## [WHAT YOU WILL DO]
Please reproduce all entries word for word and omit their pictures.

+++++

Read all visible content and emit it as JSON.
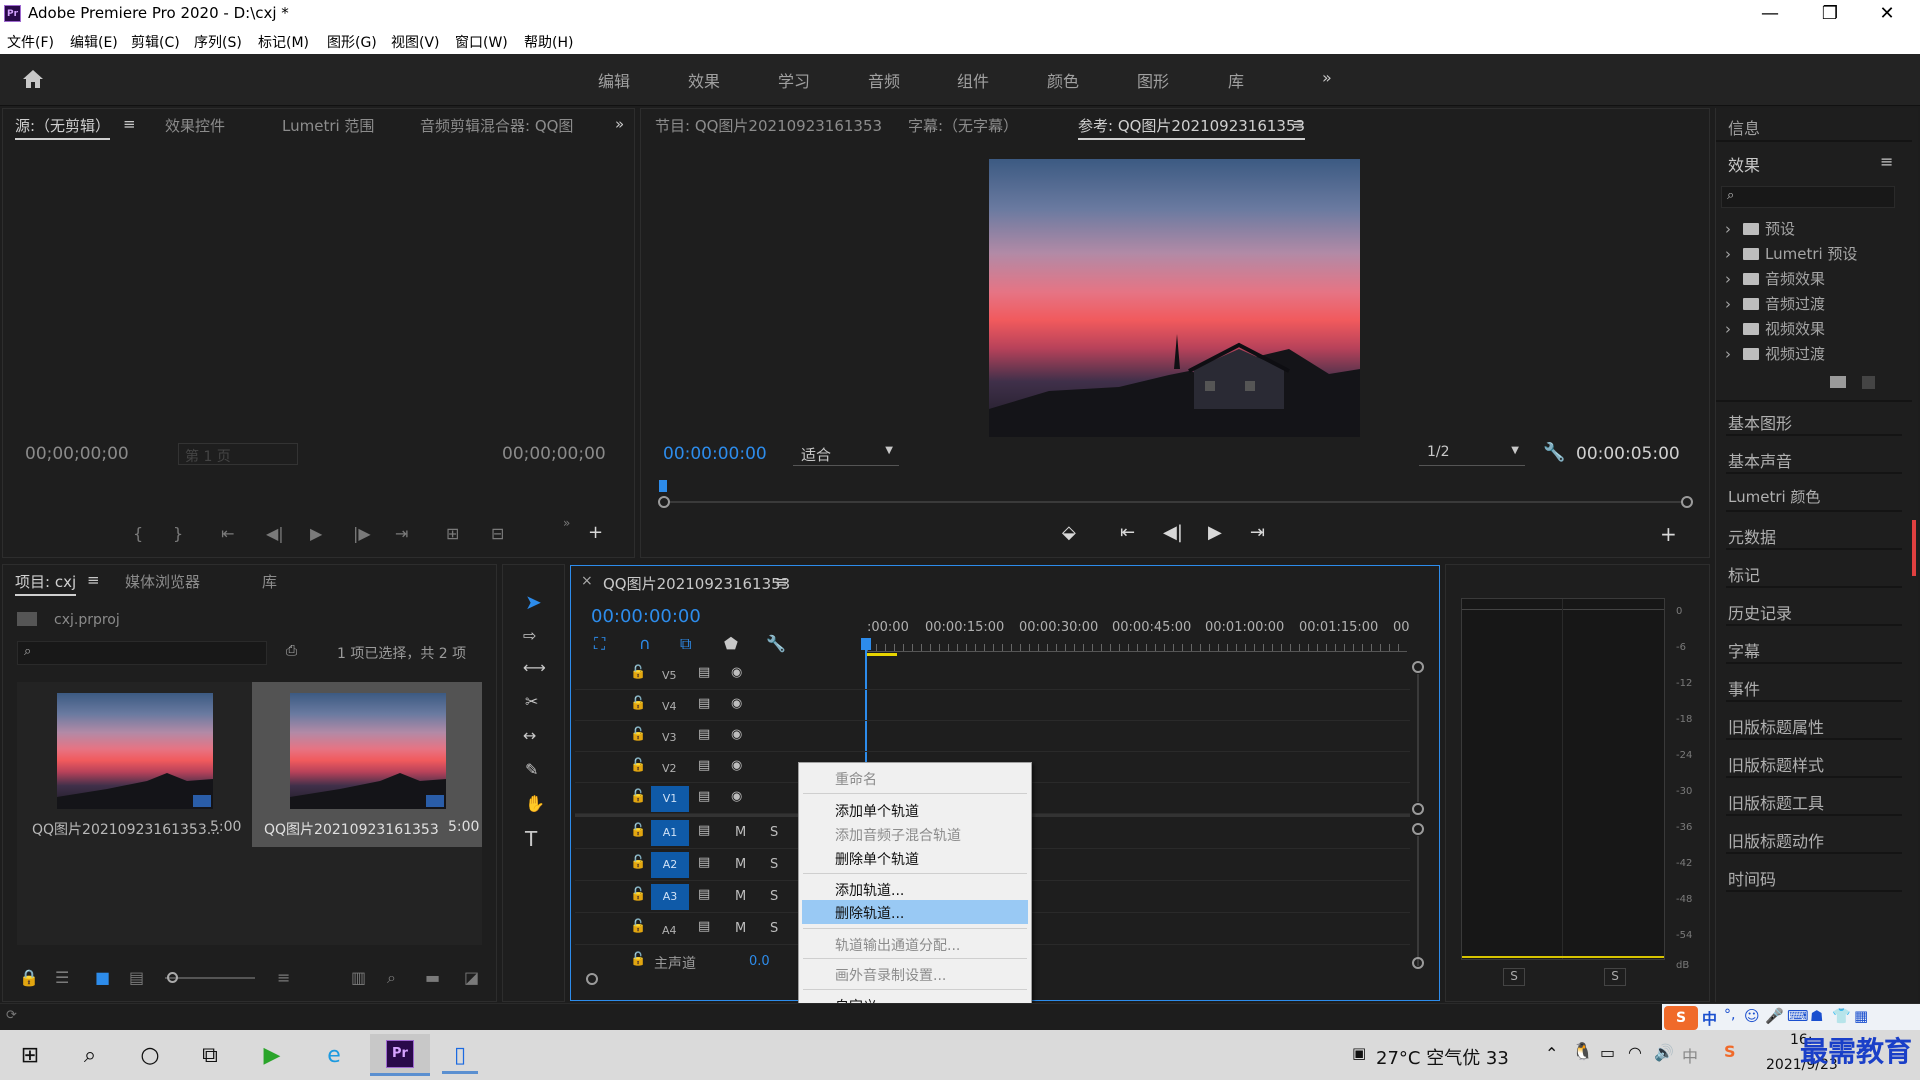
{
  "app": {
    "title": "Adobe Premiere Pro 2020 - D:\\cxj *",
    "logo": "Pr",
    "win_minimize": "—",
    "win_restore": "❐",
    "win_close": "✕"
  },
  "menu": [
    "文件(F)",
    "编辑(E)",
    "剪辑(C)",
    "序列(S)",
    "标记(M)",
    "图形(G)",
    "视图(V)",
    "窗口(W)",
    "帮助(H)"
  ],
  "workspaces": [
    "编辑",
    "效果",
    "学习",
    "音频",
    "组件",
    "颜色",
    "图形",
    "库"
  ],
  "workspaces_more": "»",
  "source_panel": {
    "tabs": [
      "源:（无剪辑）",
      "效果控件",
      "Lumetri 范围",
      "音频剪辑混合器: QQ图"
    ],
    "tab_menu": "≡",
    "more": "»",
    "timecode_left": "00;00;00;00",
    "timecode_right": "00;00;00;00",
    "page_select": "第 1 页"
  },
  "program_panel": {
    "tabs": [
      "节目: QQ图片20210923161353",
      "字幕:（无字幕）",
      "参考: QQ图片20210923161353"
    ],
    "tab_menu": "≡",
    "timecode": "00:00:00:00",
    "fit": "适合",
    "resolution": "1/2",
    "duration": "00:00:05:00",
    "add": "+"
  },
  "project_panel": {
    "tabs": [
      "项目: cxj",
      "媒体浏览器",
      "库"
    ],
    "tab_menu": "≡",
    "project_file": "cxj.prproj",
    "selection_status": "1 项已选择，共 2 项",
    "items": [
      {
        "name": "QQ图片20210923161353...",
        "duration": "5:00"
      },
      {
        "name": "QQ图片20210923161353",
        "duration": "5:00"
      }
    ]
  },
  "timeline": {
    "close": "×",
    "sequence_name": "QQ图片20210923161353",
    "tab_menu": "≡",
    "timecode": "00:00:00:00",
    "ruler": [
      ":00:00",
      "00:00:15:00",
      "00:00:30:00",
      "00:00:45:00",
      "00:01:00:00",
      "00:01:15:00",
      "00"
    ],
    "video_tracks": [
      "V5",
      "V4",
      "V3",
      "V2",
      "V1"
    ],
    "audio_tracks": [
      "A1",
      "A2",
      "A3",
      "A4"
    ],
    "master_label": "主声道",
    "master_value": "0.0",
    "mute": "M",
    "solo": "S"
  },
  "context_menu": {
    "items": [
      {
        "label": "重命名",
        "enabled": false
      },
      {
        "label": "添加单个轨道",
        "enabled": true
      },
      {
        "label": "添加音频子混合轨道",
        "enabled": false
      },
      {
        "label": "删除单个轨道",
        "enabled": true
      },
      {
        "label": "添加轨道...",
        "enabled": true
      },
      {
        "label": "删除轨道...",
        "enabled": true,
        "highlighted": true
      },
      {
        "label": "轨道输出通道分配...",
        "enabled": false
      },
      {
        "label": "画外音录制设置...",
        "enabled": false
      },
      {
        "label": "自定义...",
        "enabled": true
      }
    ]
  },
  "audio_meter": {
    "db_marks": [
      "0",
      "-6",
      "-12",
      "-18",
      "-24",
      "-30",
      "-36",
      "-42",
      "-48",
      "-54",
      "dB"
    ],
    "solo_left": "S",
    "solo_right": "S"
  },
  "right_panel": {
    "info": "信息",
    "effects_title": "效果",
    "effects_menu": "≡",
    "effects_tree": [
      "预设",
      "Lumetri 预设",
      "音频效果",
      "音频过渡",
      "视频效果",
      "视频过渡"
    ],
    "panels": [
      "基本图形",
      "基本声音",
      "Lumetri 颜色",
      "元数据",
      "标记",
      "历史记录",
      "字幕",
      "事件",
      "旧版标题属性",
      "旧版标题样式",
      "旧版标题工具",
      "旧版标题动作",
      "时间码"
    ]
  },
  "taskbar": {
    "weather": "27°C 空气优 33",
    "ime": "中",
    "date": "2021/9/23",
    "time": "16:",
    "watermark": "最需教育"
  }
}
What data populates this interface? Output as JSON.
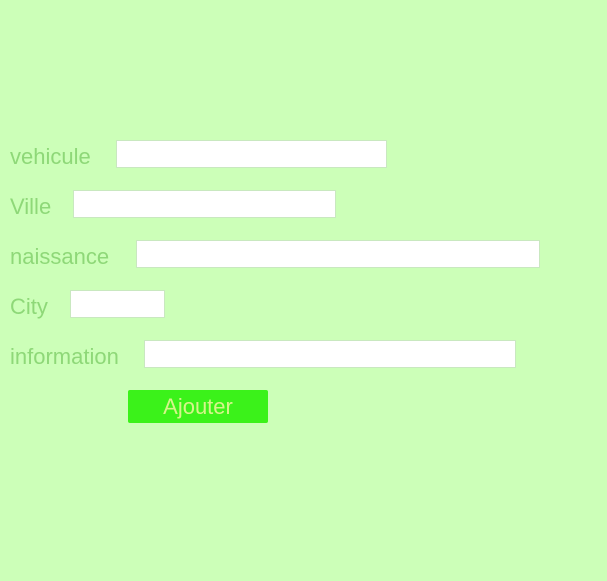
{
  "form": {
    "fields": [
      {
        "label": "vehicule",
        "value": "",
        "placeholder": ""
      },
      {
        "label": "Ville",
        "value": "",
        "placeholder": ""
      },
      {
        "label": "naissance",
        "value": "",
        "placeholder": ""
      },
      {
        "label": "City",
        "value": "",
        "placeholder": ""
      },
      {
        "label": "information",
        "value": "",
        "placeholder": ""
      }
    ],
    "submit_label": "Ajouter"
  },
  "colors": {
    "background": "#ccffb8",
    "label_text": "#8ed878",
    "button_background": "#3bf21a",
    "button_text": "#d6f58a"
  }
}
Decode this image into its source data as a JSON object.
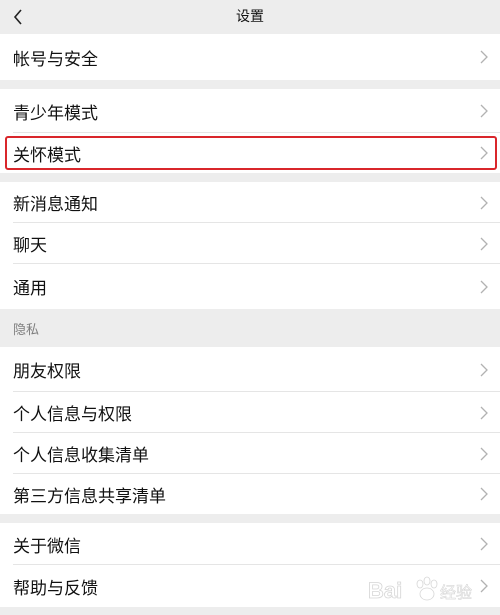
{
  "header": {
    "title": "设置",
    "back_icon": "chevron-left-icon"
  },
  "groups": [
    {
      "items": [
        {
          "label": "帐号与安全"
        }
      ]
    },
    {
      "items": [
        {
          "label": "青少年模式"
        },
        {
          "label": "关怀模式"
        }
      ]
    },
    {
      "items": [
        {
          "label": "新消息通知"
        },
        {
          "label": "聊天"
        },
        {
          "label": "通用"
        }
      ]
    },
    {
      "section_label": "隐私",
      "items": [
        {
          "label": "朋友权限"
        },
        {
          "label": "个人信息与权限"
        },
        {
          "label": "个人信息收集清单"
        },
        {
          "label": "第三方信息共享清单"
        }
      ]
    },
    {
      "items": [
        {
          "label": "关于微信"
        },
        {
          "label": "帮助与反馈"
        }
      ]
    }
  ],
  "highlight": {
    "target": "关怀模式",
    "color": "#d9262b"
  },
  "watermark": {
    "text": "Bai",
    "subtext": "经验",
    "icon": "baidu-paw-icon"
  }
}
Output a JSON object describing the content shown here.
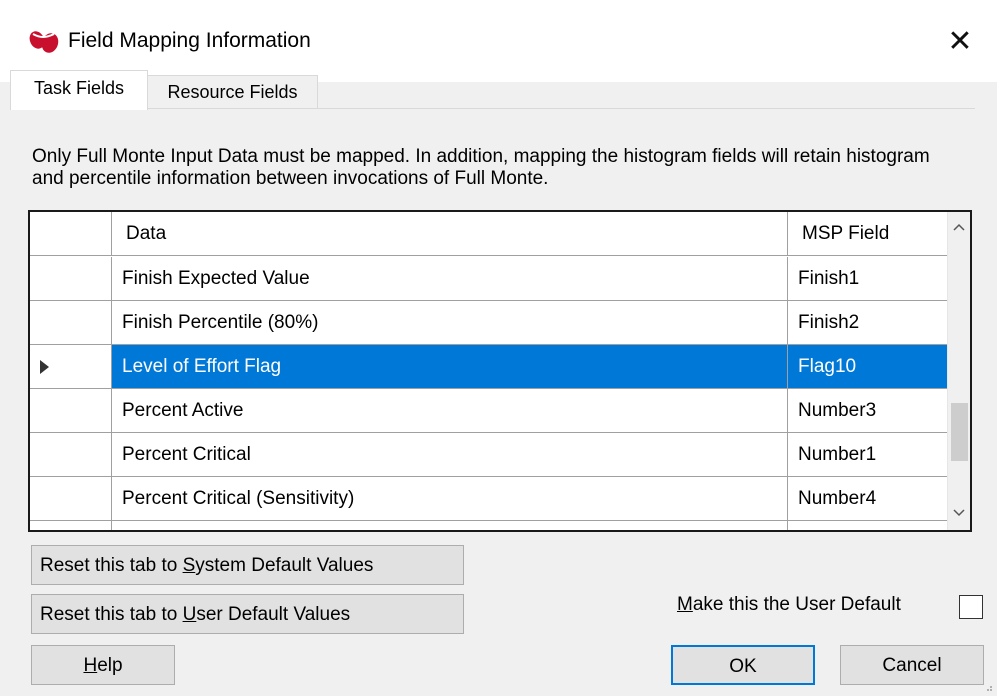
{
  "window": {
    "title": "Field Mapping Information",
    "icon": "app-logo-icon",
    "close_symbol": "✕"
  },
  "tabs": [
    {
      "label": "Task Fields",
      "active": true
    },
    {
      "label": "Resource Fields",
      "active": false
    }
  ],
  "info_text": "Only Full Monte Input Data must be mapped.  In addition, mapping the histogram fields will retain histogram and percentile information between invocations of Full Monte.",
  "grid": {
    "columns": {
      "data": "Data",
      "msp": "MSP Field"
    },
    "rows": [
      {
        "data": "Finish Expected Value",
        "msp": "Finish1",
        "selected": false
      },
      {
        "data": "Finish Percentile (80%)",
        "msp": "Finish2",
        "selected": false
      },
      {
        "data": "Level of Effort Flag",
        "msp": "Flag10",
        "selected": true
      },
      {
        "data": "Percent Active",
        "msp": "Number3",
        "selected": false
      },
      {
        "data": "Percent Critical",
        "msp": "Number1",
        "selected": false
      },
      {
        "data": "Percent Critical (Sensitivity)",
        "msp": "Number4",
        "selected": false
      }
    ],
    "scroll_up": "^",
    "scroll_down": "v"
  },
  "buttons": {
    "reset_system": {
      "pre": "Reset this tab to ",
      "key": "S",
      "post": "ystem Default Values"
    },
    "reset_user": {
      "pre": "Reset this tab to ",
      "key": "U",
      "post": "ser Default Values"
    },
    "help": {
      "key": "H",
      "post": "elp"
    },
    "ok": "OK",
    "cancel": "Cancel"
  },
  "user_default": {
    "key": "M",
    "post": "ake this the User Default",
    "checked": false
  },
  "colors": {
    "selection": "#0078d7",
    "accent_red": "#c8102e"
  }
}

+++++

## [ANSWER TO THE EXERCISE]
Read all visible content and emit it as JSON.
{
  "app": {
    "title": "Adobe Premiere Pro 2020 - D:\\cxj *",
    "logo": "Pr",
    "win_minimize": "—",
    "win_restore": "❐",
    "win_close": "✕"
  },
  "menu": [
    "文件(F)",
    "编辑(E)",
    "剪辑(C)",
    "序列(S)",
    "标记(M)",
    "图形(G)",
    "视图(V)",
    "窗口(W)",
    "帮助(H)"
  ],
  "workspaces": [
    "编辑",
    "效果",
    "学习",
    "音频",
    "组件",
    "颜色",
    "图形",
    "库"
  ],
  "workspaces_more": "»",
  "source_panel": {
    "tabs": [
      "源:（无剪辑）",
      "效果控件",
      "Lumetri 范围",
      "音频剪辑混合器: QQ图"
    ],
    "tab_menu": "≡",
    "more": "»",
    "timecode_left": "00;00;00;00",
    "timecode_right": "00;00;00;00",
    "page_select": "第 1 页"
  },
  "program_panel": {
    "tabs": [
      "节目: QQ图片20210923161353",
      "字幕:（无字幕）",
      "参考: QQ图片20210923161353"
    ],
    "tab_menu": "≡",
    "timecode": "00:00:00:00",
    "fit": "适合",
    "resolution": "1/2",
    "duration": "00:00:05:00",
    "add": "+"
  },
  "project_panel": {
    "tabs": [
      "项目: cxj",
      "媒体浏览器",
      "库"
    ],
    "tab_menu": "≡",
    "project_file": "cxj.prproj",
    "selection_status": "1 项已选择，共 2 项",
    "items": [
      {
        "name": "QQ图片20210923161353...",
        "duration": "5:00"
      },
      {
        "name": "QQ图片20210923161353",
        "duration": "5:00"
      }
    ]
  },
  "timeline": {
    "close": "×",
    "sequence_name": "QQ图片20210923161353",
    "tab_menu": "≡",
    "timecode": "00:00:00:00",
    "ruler": [
      ":00:00",
      "00:00:15:00",
      "00:00:30:00",
      "00:00:45:00",
      "00:01:00:00",
      "00:01:15:00",
      "00"
    ],
    "video_tracks": [
      "V5",
      "V4",
      "V3",
      "V2",
      "V1"
    ],
    "audio_tracks": [
      "A1",
      "A2",
      "A3",
      "A4"
    ],
    "master_label": "主声道",
    "master_value": "0.0",
    "mute": "M",
    "solo": "S"
  },
  "context_menu": {
    "items": [
      {
        "label": "重命名",
        "enabled": false
      },
      {
        "label": "添加单个轨道",
        "enabled": true
      },
      {
        "label": "添加音频子混合轨道",
        "enabled": false
      },
      {
        "label": "删除单个轨道",
        "enabled": true
      },
      {
        "label": "添加轨道...",
        "enabled": true
      },
      {
        "label": "删除轨道...",
        "enabled": true,
        "highlighted": true
      },
      {
        "label": "轨道输出通道分配...",
        "enabled": false
      },
      {
        "label": "画外音录制设置...",
        "enabled": false
      },
      {
        "label": "自定义...",
        "enabled": true
      }
    ]
  },
  "audio_meter": {
    "db_marks": [
      "0",
      "-6",
      "-12",
      "-18",
      "-24",
      "-30",
      "-36",
      "-42",
      "-48",
      "-54",
      "dB"
    ],
    "solo_left": "S",
    "solo_right": "S"
  },
  "right_panel": {
    "info": "信息",
    "effects_title": "效果",
    "effects_menu": "≡",
    "effects_tree": [
      "预设",
      "Lumetri 预设",
      "音频效果",
      "音频过渡",
      "视频效果",
      "视频过渡"
    ],
    "panels": [
      "基本图形",
      "基本声音",
      "Lumetri 颜色",
      "元数据",
      "标记",
      "历史记录",
      "字幕",
      "事件",
      "旧版标题属性",
      "旧版标题样式",
      "旧版标题工具",
      "旧版标题动作",
      "时间码"
    ]
  },
  "taskbar": {
    "weather": "27°C 空气优 33",
    "ime": "中",
    "date": "2021/9/23",
    "time": "16:",
    "watermark": "最需教育"
  }
}
What data populates this interface? Output as JSON.
{
  "form": {
    "fields": [
      {
        "label": "vehicule",
        "value": "",
        "placeholder": ""
      },
      {
        "label": "Ville",
        "value": "",
        "placeholder": ""
      },
      {
        "label": "naissance",
        "value": "",
        "placeholder": ""
      },
      {
        "label": "City",
        "value": "",
        "placeholder": ""
      },
      {
        "label": "information",
        "value": "",
        "placeholder": ""
      }
    ],
    "submit_label": "Ajouter"
  },
  "colors": {
    "background": "#ccffb8",
    "label_text": "#8ed878",
    "button_background": "#3bf21a",
    "button_text": "#d6f58a"
  }
}
Decode this image into its source data as a JSON object.
{
  "header": {
    "title": "设置",
    "back_icon": "chevron-left-icon"
  },
  "groups": [
    {
      "items": [
        {
          "label": "帐号与安全"
        }
      ]
    },
    {
      "items": [
        {
          "label": "青少年模式"
        },
        {
          "label": "关怀模式"
        }
      ]
    },
    {
      "items": [
        {
          "label": "新消息通知"
        },
        {
          "label": "聊天"
        },
        {
          "label": "通用"
        }
      ]
    },
    {
      "section_label": "隐私",
      "items": [
        {
          "label": "朋友权限"
        },
        {
          "label": "个人信息与权限"
        },
        {
          "label": "个人信息收集清单"
        },
        {
          "label": "第三方信息共享清单"
        }
      ]
    },
    {
      "items": [
        {
          "label": "关于微信"
        },
        {
          "label": "帮助与反馈"
        }
      ]
    }
  ],
  "highlight": {
    "target": "关怀模式",
    "color": "#d9262b"
  },
  "watermark": {
    "text": "Bai",
    "subtext": "经验",
    "icon": "baidu-paw-icon"
  }
}
Output a JSON object describing the content shown here.
{
  "window": {
    "title": "Field Mapping Information",
    "icon": "app-logo-icon",
    "close_symbol": "✕"
  },
  "tabs": [
    {
      "label": "Task Fields",
      "active": true
    },
    {
      "label": "Resource Fields",
      "active": false
    }
  ],
  "info_text": "Only Full Monte Input Data must be mapped.  In addition, mapping the histogram fields will retain histogram and percentile information between invocations of Full Monte.",
  "grid": {
    "columns": {
      "data": "Data",
      "msp": "MSP Field"
    },
    "rows": [
      {
        "data": "Finish Expected Value",
        "msp": "Finish1",
        "selected": false
      },
      {
        "data": "Finish Percentile (80%)",
        "msp": "Finish2",
        "selected": false
      },
      {
        "data": "Level of Effort Flag",
        "msp": "Flag10",
        "selected": true
      },
      {
        "data": "Percent Active",
        "msp": "Number3",
        "selected": false
      },
      {
        "data": "Percent Critical",
        "msp": "Number1",
        "selected": false
      },
      {
        "data": "Percent Critical (Sensitivity)",
        "msp": "Number4",
        "selected": false
      }
    ],
    "scroll_up": "^",
    "scroll_down": "v"
  },
  "buttons": {
    "reset_system": {
      "pre": "Reset this tab to ",
      "key": "S",
      "post": "ystem Default Values"
    },
    "reset_user": {
      "pre": "Reset this tab to ",
      "key": "U",
      "post": "ser Default Values"
    },
    "help": {
      "key": "H",
      "post": "elp"
    },
    "ok": "OK",
    "cancel": "Cancel"
  },
  "user_default": {
    "key": "M",
    "post": "ake this the User Default",
    "checked": false
  },
  "colors": {
    "selection": "#0078d7",
    "accent_red": "#c8102e"
  }
}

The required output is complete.